Page and application data records:
+ + +

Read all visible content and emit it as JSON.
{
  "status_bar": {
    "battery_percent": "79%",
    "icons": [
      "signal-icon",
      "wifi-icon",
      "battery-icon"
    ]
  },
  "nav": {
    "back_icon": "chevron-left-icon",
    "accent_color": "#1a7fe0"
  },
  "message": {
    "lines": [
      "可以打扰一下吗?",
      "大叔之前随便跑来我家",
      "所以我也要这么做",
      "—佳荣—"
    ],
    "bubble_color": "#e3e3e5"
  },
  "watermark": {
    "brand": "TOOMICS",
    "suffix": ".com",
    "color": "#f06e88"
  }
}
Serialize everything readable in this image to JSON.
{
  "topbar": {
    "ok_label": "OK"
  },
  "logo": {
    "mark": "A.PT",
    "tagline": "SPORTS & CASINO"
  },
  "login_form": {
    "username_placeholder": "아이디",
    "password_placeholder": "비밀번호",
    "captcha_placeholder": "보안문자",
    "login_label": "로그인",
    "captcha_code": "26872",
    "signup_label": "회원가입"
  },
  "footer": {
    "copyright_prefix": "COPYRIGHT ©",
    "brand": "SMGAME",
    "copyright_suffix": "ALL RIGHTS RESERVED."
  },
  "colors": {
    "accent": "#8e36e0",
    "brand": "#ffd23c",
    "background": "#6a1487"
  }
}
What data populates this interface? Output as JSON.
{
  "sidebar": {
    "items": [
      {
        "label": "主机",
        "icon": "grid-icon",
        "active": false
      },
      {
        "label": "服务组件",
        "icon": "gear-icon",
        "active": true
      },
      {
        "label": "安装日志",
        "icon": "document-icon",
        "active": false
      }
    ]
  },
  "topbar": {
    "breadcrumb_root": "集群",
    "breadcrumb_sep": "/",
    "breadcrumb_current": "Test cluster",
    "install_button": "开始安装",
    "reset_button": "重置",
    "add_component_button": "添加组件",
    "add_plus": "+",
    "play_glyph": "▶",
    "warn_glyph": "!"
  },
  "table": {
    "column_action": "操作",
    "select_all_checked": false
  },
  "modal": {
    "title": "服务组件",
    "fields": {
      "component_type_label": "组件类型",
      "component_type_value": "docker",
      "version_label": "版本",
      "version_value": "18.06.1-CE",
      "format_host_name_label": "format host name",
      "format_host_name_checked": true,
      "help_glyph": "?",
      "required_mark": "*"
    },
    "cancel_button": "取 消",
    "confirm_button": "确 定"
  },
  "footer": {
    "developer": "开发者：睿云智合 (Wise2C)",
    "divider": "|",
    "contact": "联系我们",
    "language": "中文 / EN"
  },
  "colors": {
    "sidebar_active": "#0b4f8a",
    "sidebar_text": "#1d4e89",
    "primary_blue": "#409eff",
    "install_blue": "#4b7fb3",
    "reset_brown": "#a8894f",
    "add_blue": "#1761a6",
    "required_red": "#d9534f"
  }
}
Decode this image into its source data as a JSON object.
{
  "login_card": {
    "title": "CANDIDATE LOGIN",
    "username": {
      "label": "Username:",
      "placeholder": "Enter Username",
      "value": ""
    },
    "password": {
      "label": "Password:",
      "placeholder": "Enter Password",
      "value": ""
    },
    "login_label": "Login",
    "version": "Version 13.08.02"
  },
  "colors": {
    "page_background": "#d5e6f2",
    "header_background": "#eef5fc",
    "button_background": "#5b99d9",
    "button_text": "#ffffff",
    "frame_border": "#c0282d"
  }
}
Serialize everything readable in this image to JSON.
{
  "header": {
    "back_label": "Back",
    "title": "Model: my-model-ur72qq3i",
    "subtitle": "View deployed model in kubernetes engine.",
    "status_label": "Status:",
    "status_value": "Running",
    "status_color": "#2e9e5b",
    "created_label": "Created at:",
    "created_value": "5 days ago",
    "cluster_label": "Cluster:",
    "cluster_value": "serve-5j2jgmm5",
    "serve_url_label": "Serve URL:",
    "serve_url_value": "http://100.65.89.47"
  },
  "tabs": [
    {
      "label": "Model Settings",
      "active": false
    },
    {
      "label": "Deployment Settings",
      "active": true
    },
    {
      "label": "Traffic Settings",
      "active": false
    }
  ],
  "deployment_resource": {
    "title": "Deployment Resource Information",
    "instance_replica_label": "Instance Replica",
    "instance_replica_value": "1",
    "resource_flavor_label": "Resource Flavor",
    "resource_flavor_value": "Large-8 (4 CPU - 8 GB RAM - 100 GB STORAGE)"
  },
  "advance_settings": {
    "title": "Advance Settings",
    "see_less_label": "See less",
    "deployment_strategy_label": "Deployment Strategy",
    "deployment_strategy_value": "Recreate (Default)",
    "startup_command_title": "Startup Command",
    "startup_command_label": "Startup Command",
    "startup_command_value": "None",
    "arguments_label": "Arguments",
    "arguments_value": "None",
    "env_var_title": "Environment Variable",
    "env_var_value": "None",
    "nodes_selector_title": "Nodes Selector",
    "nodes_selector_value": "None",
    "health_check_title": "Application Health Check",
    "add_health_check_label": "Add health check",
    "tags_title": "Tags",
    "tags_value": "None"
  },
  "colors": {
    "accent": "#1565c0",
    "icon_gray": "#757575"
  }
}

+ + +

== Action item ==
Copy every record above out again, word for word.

== Task response ==
Read all visible content and emit it as JSON.
{
  "status_bar": {
    "battery_percent": "79%",
    "icons": [
      "signal-icon",
      "wifi-icon",
      "battery-icon"
    ]
  },
  "nav": {
    "back_icon": "chevron-left-icon",
    "accent_color": "#1a7fe0"
  },
  "message": {
    "lines": [
      "可以打扰一下吗?",
      "大叔之前随便跑来我家",
      "所以我也要这么做",
      "—佳荣—"
    ],
    "bubble_color": "#e3e3e5"
  },
  "watermark": {
    "brand": "TOOMICS",
    "suffix": ".com",
    "color": "#f06e88"
  }
}
Serialize everything readable in this image to JSON.
{
  "topbar": {
    "ok_label": "OK"
  },
  "logo": {
    "mark": "A.PT",
    "tagline": "SPORTS & CASINO"
  },
  "login_form": {
    "username_placeholder": "아이디",
    "password_placeholder": "비밀번호",
    "captcha_placeholder": "보안문자",
    "login_label": "로그인",
    "captcha_code": "26872",
    "signup_label": "회원가입"
  },
  "footer": {
    "copyright_prefix": "COPYRIGHT ©",
    "brand": "SMGAME",
    "copyright_suffix": "ALL RIGHTS RESERVED."
  },
  "colors": {
    "accent": "#8e36e0",
    "brand": "#ffd23c",
    "background": "#6a1487"
  }
}
What data populates this interface? Output as JSON.
{
  "sidebar": {
    "items": [
      {
        "label": "主机",
        "icon": "grid-icon",
        "active": false
      },
      {
        "label": "服务组件",
        "icon": "gear-icon",
        "active": true
      },
      {
        "label": "安装日志",
        "icon": "document-icon",
        "active": false
      }
    ]
  },
  "topbar": {
    "breadcrumb_root": "集群",
    "breadcrumb_sep": "/",
    "breadcrumb_current": "Test cluster",
    "install_button": "开始安装",
    "reset_button": "重置",
    "add_component_button": "添加组件",
    "add_plus": "+",
    "play_glyph": "▶",
    "warn_glyph": "!"
  },
  "table": {
    "column_action": "操作",
    "select_all_checked": false
  },
  "modal": {
    "title": "服务组件",
    "fields": {
      "component_type_label": "组件类型",
      "component_type_value": "docker",
      "version_label": "版本",
      "version_value": "18.06.1-CE",
      "format_host_name_label": "format host name",
      "format_host_name_checked": true,
      "help_glyph": "?",
      "required_mark": "*"
    },
    "cancel_button": "取 消",
    "confirm_button": "确 定"
  },
  "footer": {
    "developer": "开发者：睿云智合 (Wise2C)",
    "divider": "|",
    "contact": "联系我们",
    "language": "中文 / EN"
  },
  "colors": {
    "sidebar_active": "#0b4f8a",
    "sidebar_text": "#1d4e89",
    "primary_blue": "#409eff",
    "install_blue": "#4b7fb3",
    "reset_brown": "#a8894f",
    "add_blue": "#1761a6",
    "required_red": "#d9534f"
  }
}
Decode this image into its source data as a JSON object.
{
  "login_card": {
    "title": "CANDIDATE LOGIN",
    "username": {
      "label": "Username:",
      "placeholder": "Enter Username",
      "value": ""
    },
    "password": {
      "label": "Password:",
      "placeholder": "Enter Password",
      "value": ""
    },
    "login_label": "Login",
    "version": "Version 13.08.02"
  },
  "colors": {
    "page_background": "#d5e6f2",
    "header_background": "#eef5fc",
    "button_background": "#5b99d9",
    "button_text": "#ffffff",
    "frame_border": "#c0282d"
  }
}
Serialize everything readable in this image to JSON.
{
  "header": {
    "back_label": "Back",
    "title": "Model: my-model-ur72qq3i",
    "subtitle": "View deployed model in kubernetes engine.",
    "status_label": "Status:",
    "status_value": "Running",
    "status_color": "#2e9e5b",
    "created_label": "Created at:",
    "created_value": "5 days ago",
    "cluster_label": "Cluster:",
    "cluster_value": "serve-5j2jgmm5",
    "serve_url_label": "Serve URL:",
    "serve_url_value": "http://100.65.89.47"
  },
  "tabs": [
    {
      "label": "Model Settings",
      "active": false
    },
    {
      "label": "Deployment Settings",
      "active": true
    },
    {
      "label": "Traffic Settings",
      "active": false
    }
  ],
  "deployment_resource": {
    "title": "Deployment Resource Information",
    "instance_replica_label": "Instance Replica",
    "instance_replica_value": "1",
    "resource_flavor_label": "Resource Flavor",
    "resource_flavor_value": "Large-8 (4 CPU - 8 GB RAM - 100 GB STORAGE)"
  },
  "advance_settings": {
    "title": "Advance Settings",
    "see_less_label": "See less",
    "deployment_strategy_label": "Deployment Strategy",
    "deployment_strategy_value": "Recreate (Default)",
    "startup_command_title": "Startup Command",
    "startup_command_label": "Startup Command",
    "startup_command_value": "None",
    "arguments_label": "Arguments",
    "arguments_value": "None",
    "env_var_title": "Environment Variable",
    "env_var_value": "None",
    "nodes_selector_title": "Nodes Selector",
    "nodes_selector_value": "None",
    "health_check_title": "Application Health Check",
    "add_health_check_label": "Add health check",
    "tags_title": "Tags",
    "tags_value": "None"
  },
  "colors": {
    "accent": "#1565c0",
    "icon_gray": "#757575"
  }
}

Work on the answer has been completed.